- Data provided:
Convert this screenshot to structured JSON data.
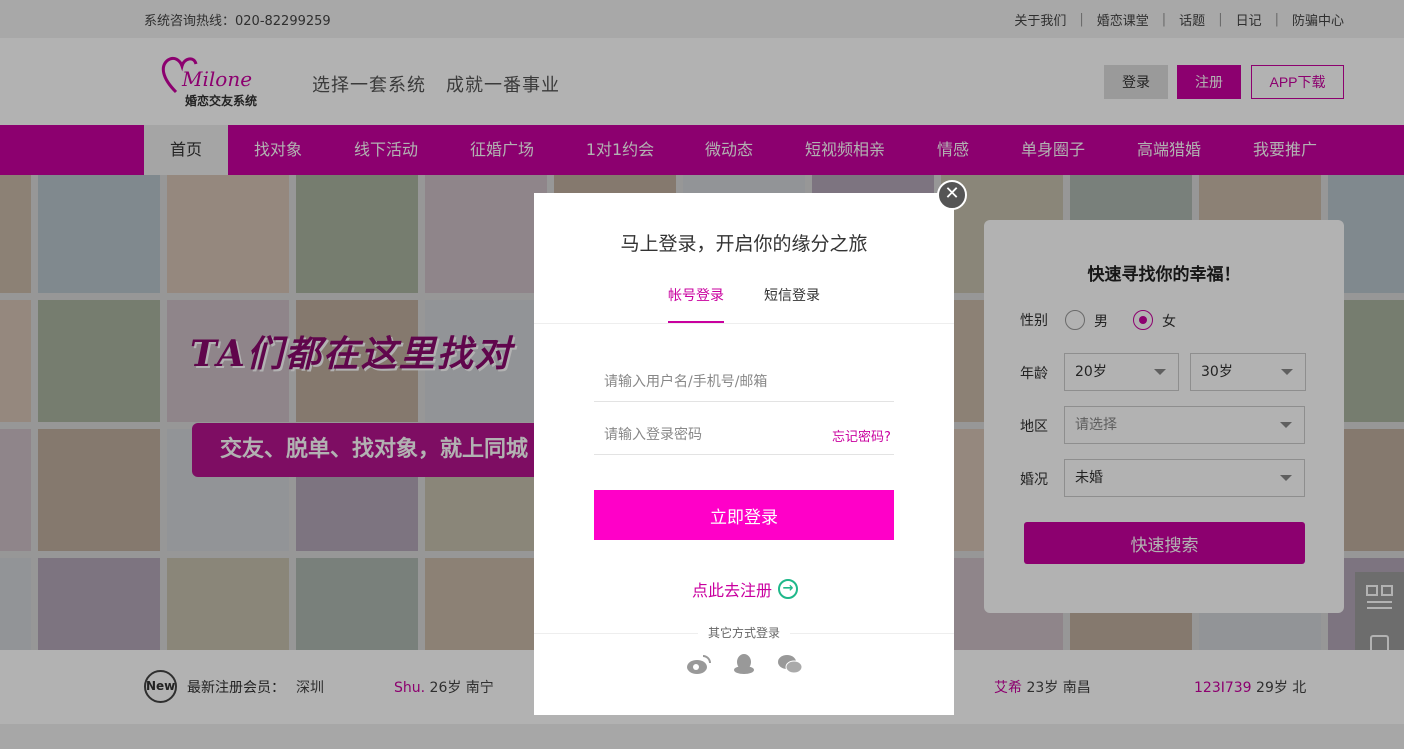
{
  "topbar": {
    "hotline": "系统咨询热线：020-82299259",
    "links": [
      "关于我们",
      "婚恋课堂",
      "话题",
      "日记",
      "防骗中心"
    ]
  },
  "header": {
    "logo_script": "Milone",
    "logo_text": "婚恋交友系统",
    "slogan_1": "选择一套系统",
    "slogan_2": "成就一番事业",
    "login_label": "登录",
    "register_label": "注册",
    "app_label": "APP下载"
  },
  "nav": {
    "items": [
      "首页",
      "找对象",
      "线下活动",
      "征婚广场",
      "1对1约会",
      "微动态",
      "短视频相亲",
      "情感",
      "单身圈子",
      "高端猎婚",
      "我要推广"
    ],
    "active_index": 0
  },
  "hero": {
    "title": "TA们都在这里找对",
    "subtitle": "交友、脱单、找对象，就上同城"
  },
  "quick_search": {
    "title": "快速寻找你的幸福！",
    "gender_label": "性别",
    "gender_options": [
      "男",
      "女"
    ],
    "gender_selected": "女",
    "age_label": "年龄",
    "age_min": "20岁",
    "age_max": "30岁",
    "region_label": "地区",
    "region_placeholder": "请选择",
    "marital_label": "婚况",
    "marital_value": "未婚",
    "search_button": "快速搜索"
  },
  "strip": {
    "badge": "New",
    "label": "最新注册会员：",
    "members": [
      {
        "name": "",
        "info": "深圳"
      },
      {
        "name": "Shu.",
        "info": "26岁 南宁"
      },
      {
        "name": "艾希",
        "info": "23岁 南昌"
      },
      {
        "name": "123I739",
        "info": "29岁 北"
      }
    ]
  },
  "modal": {
    "title": "马上登录，开启你的缘分之旅",
    "tab_account": "帐号登录",
    "tab_sms": "短信登录",
    "username_placeholder": "请输入用户名/手机号/邮箱",
    "password_placeholder": "请输入登录密码",
    "forgot": "忘记密码?",
    "submit": "立即登录",
    "to_register": "点此去注册",
    "other_login": "其它方式登录",
    "social_icons": [
      "weibo-icon",
      "qq-icon",
      "wechat-icon"
    ]
  },
  "colors": {
    "brand": "#c9009f",
    "submit": "#ff00c8",
    "accent_green": "#1fb88a"
  }
}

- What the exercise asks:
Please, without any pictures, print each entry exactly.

- Result:
Convert this screenshot to structured JSON data.
{
  "topbar": {
    "hotline": "系统咨询热线：020-82299259",
    "links": [
      "关于我们",
      "婚恋课堂",
      "话题",
      "日记",
      "防骗中心"
    ]
  },
  "header": {
    "logo_script": "Milone",
    "logo_text": "婚恋交友系统",
    "slogan_1": "选择一套系统",
    "slogan_2": "成就一番事业",
    "login_label": "登录",
    "register_label": "注册",
    "app_label": "APP下载"
  },
  "nav": {
    "items": [
      "首页",
      "找对象",
      "线下活动",
      "征婚广场",
      "1对1约会",
      "微动态",
      "短视频相亲",
      "情感",
      "单身圈子",
      "高端猎婚",
      "我要推广"
    ],
    "active_index": 0
  },
  "hero": {
    "title": "TA们都在这里找对",
    "subtitle": "交友、脱单、找对象，就上同城"
  },
  "quick_search": {
    "title": "快速寻找你的幸福！",
    "gender_label": "性别",
    "gender_options": [
      "男",
      "女"
    ],
    "gender_selected": "女",
    "age_label": "年龄",
    "age_min": "20岁",
    "age_max": "30岁",
    "region_label": "地区",
    "region_placeholder": "请选择",
    "marital_label": "婚况",
    "marital_value": "未婚",
    "search_button": "快速搜索"
  },
  "strip": {
    "badge": "New",
    "label": "最新注册会员：",
    "members": [
      {
        "name": "",
        "info": "深圳"
      },
      {
        "name": "Shu.",
        "info": "26岁 南宁"
      },
      {
        "name": "艾希",
        "info": "23岁 南昌"
      },
      {
        "name": "123I739",
        "info": "29岁 北"
      }
    ]
  },
  "modal": {
    "title": "马上登录，开启你的缘分之旅",
    "tab_account": "帐号登录",
    "tab_sms": "短信登录",
    "username_placeholder": "请输入用户名/手机号/邮箱",
    "password_placeholder": "请输入登录密码",
    "forgot": "忘记密码?",
    "submit": "立即登录",
    "to_register": "点此去注册",
    "other_login": "其它方式登录",
    "social_icons": [
      "weibo-icon",
      "qq-icon",
      "wechat-icon"
    ]
  },
  "colors": {
    "brand": "#c9009f",
    "submit": "#ff00c8",
    "accent_green": "#1fb88a"
  }
}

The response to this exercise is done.